all children and parents, that information is gathered regardless of stereotype or whether the child
“appears” to be LGBTQ. This avoids the notion that this question is only asked because the child
is, or is thought to be, LGBTQ. Asking this question declares that LGBTQ children are entitled
to be as safe as their non-LGBTQ peers. It demonstrates that #LGBTQlivesmatter. While
experience and data may ultimately show otherwise, by making this a universal focus of routine
screening, child welfare agencies and others may gather useful information about safety with
relatively low risk to the safety of LGBTQ children and youth. To the extent that this is not
currently being done, this may be a reflection of a lack of awareness rather than a lack of need.
There are other ways of improving safety. A child’s attorney promotes the safety of
children when the attorney conveys that her office is a safe space for LGBTQ children and youth,
such as by displaying literature and providing information about LGBTQ issues and resources.
This is beneficial to all children, including LGBTQ children who are not out or whose sexual
orientation or gender identity is still being formed or discovered. The safety of an LGBTQ child
is also improved when a parent who holds heterosexist beliefs or takes heterosexist actions
receives support on safe and supportive parenting.
C. Removal, Placement, Reunification, and Permanence
Similar considerations apply to the related decision about where to place a child who is
138 whether and when to reunify the child with the child’s family,
139 and whether to
pursue other permanency arrangements.
140 Once an LGBTQ child has been removed from the
child’s home, placing the child in an environment that is heterosexist—including returning to the
home the child was removed from if that home is heterosexist141—is likely to further harm the
child.

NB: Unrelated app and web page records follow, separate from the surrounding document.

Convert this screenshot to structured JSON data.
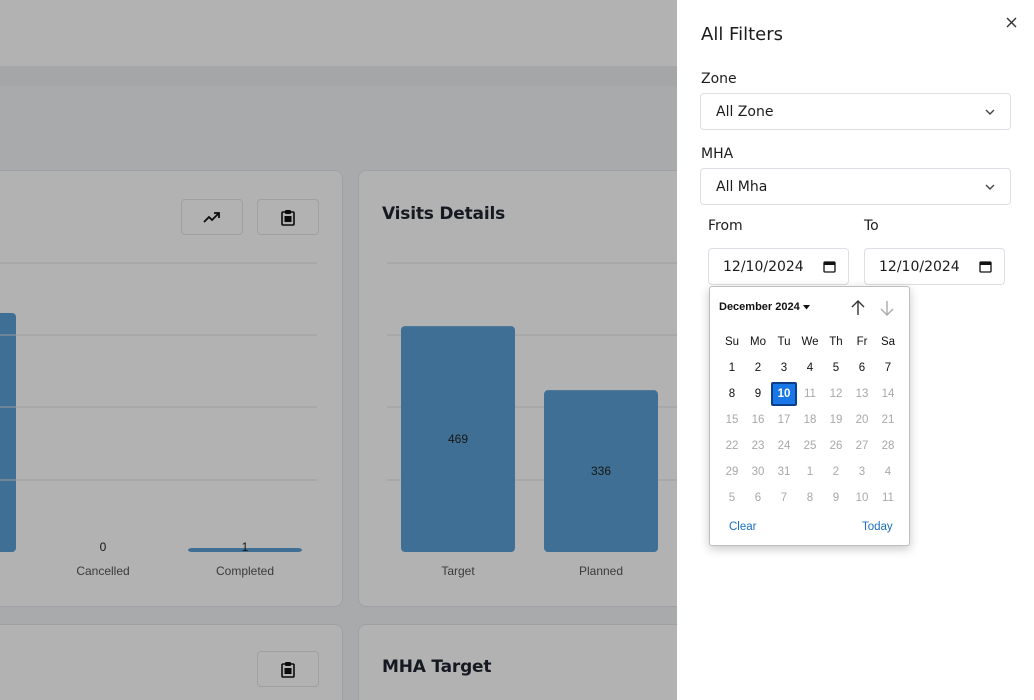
{
  "dashboard": {
    "cards": {
      "left_chart": {
        "chart_data": {
          "type": "bar",
          "categories": [
            "Cancelled",
            "Completed"
          ],
          "values": [
            0,
            1
          ],
          "value_labels": [
            "0",
            "1"
          ]
        }
      },
      "visits": {
        "title": "Visits Details",
        "chart_data": {
          "type": "bar",
          "categories": [
            "Target",
            "Planned"
          ],
          "values": [
            469,
            336
          ],
          "value_labels": [
            "469",
            "336"
          ]
        }
      },
      "mha_target": {
        "title": "MHA Target"
      }
    },
    "icons": {
      "trend": "trending-up-icon",
      "clipboard": "clipboard-icon"
    }
  },
  "filters": {
    "title": "All Filters",
    "zone": {
      "label": "Zone",
      "value": "All Zone"
    },
    "mha": {
      "label": "MHA",
      "value": "All Mha"
    },
    "from": {
      "label": "From",
      "value": "12/10/2024"
    },
    "to": {
      "label": "To",
      "value": "12/10/2024"
    }
  },
  "calendar": {
    "month_label": "December 2024",
    "weekdays": [
      "Su",
      "Mo",
      "Tu",
      "We",
      "Th",
      "Fr",
      "Sa"
    ],
    "weeks": [
      [
        "1",
        "2",
        "3",
        "4",
        "5",
        "6",
        "7"
      ],
      [
        "8",
        "9",
        "10",
        "11",
        "12",
        "13",
        "14"
      ],
      [
        "15",
        "16",
        "17",
        "18",
        "19",
        "20",
        "21"
      ],
      [
        "22",
        "23",
        "24",
        "25",
        "26",
        "27",
        "28"
      ],
      [
        "29",
        "30",
        "31",
        "1",
        "2",
        "3",
        "4"
      ],
      [
        "5",
        "6",
        "7",
        "8",
        "9",
        "10",
        "11"
      ]
    ],
    "selected": "10",
    "clear_label": "Clear",
    "today_label": "Today",
    "colors": {
      "selected": "#1976e6",
      "link": "#1a6fc4",
      "muted": "#a8a8a8"
    }
  },
  "colors": {
    "bar": "#5b9fd4",
    "overlay": "rgba(0,0,0,0.30)"
  }
}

This is so even if the environment would otherwise be a good fit for the child’s other
strengths and needs.
Reunification and permanency must also address the needs of LGBTQ youth, including
how sexual orientation and gender identity intersect with other factors in each youth’s life. If
services toward reunification are not culturally competent and reasonably responsive to all of the
child’s circumstances, including sexual orientation and gender identity and their intersections,
then those services may not constitute the required “reasonable efforts” to prevent removal or to
except in emergent and extreme cases where revealing this information is necessary to protect child safety. See supra
135 It could also be that state or local law or policy precludes discussions of LGBTQ issues by service providers. See
Mayes, supra note 2, at 670– 71. If that is the case, state and local policy surely must yield to overall federal
considerations of child safety. See Lund & Renne, supra note 118.
136 Duquette & Haralamie, supra note 4, at 637.
137 CHILD WELFARE LEAGUE OF AMERICA, supra note 2, at 11; GETTING DOWN TO BASICS, supra note 1, at 7–8.
138 CHILD WELFARE LEAGUE OF AMERICA, supra note 2, at 10; GETTING DOWN TO BASICS, supra note 1, at 10, 27–
139 CHILD WELFARE LEAGUE OF AMERICA, supra note 2, at 10 (discussing the need to address “family rejection” and
“help reunification”); Orecchia, supra note 121, at 71. See generally Lund & Renne, supra note 118, at 312–13
(discussing safety as the sole proper consideration in reunification decisions).
140 Donald N. Duquette, Establishing Legal Permanence for the Child, in CHILD WELFARE LAW AND PRACTICE:
REPRESENTING CHILDREN, PARENTS, AND STATE AGENCIES IN ABUSE, NEGLECT, AND DEPENDENCY CASES 525
(Donald N. Duquette & Ann M. Haralambie eds., 2d ed. 2010).